• What you will do: The entries that follow should be written out exactly.

• Data for review:

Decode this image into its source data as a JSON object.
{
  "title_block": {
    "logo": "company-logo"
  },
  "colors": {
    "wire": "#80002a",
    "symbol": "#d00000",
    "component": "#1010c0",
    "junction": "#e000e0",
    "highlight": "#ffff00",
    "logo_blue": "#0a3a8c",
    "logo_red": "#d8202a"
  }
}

• Task result:
Decode this image into its source data as a JSON object.
{
  "title_block": {
    "logo": "company-logo"
  },
  "colors": {
    "wire": "#80002a",
    "symbol": "#d00000",
    "component": "#1010c0",
    "junction": "#e000e0",
    "highlight": "#ffff00",
    "logo_blue": "#0a3a8c",
    "logo_red": "#d8202a"
  }
}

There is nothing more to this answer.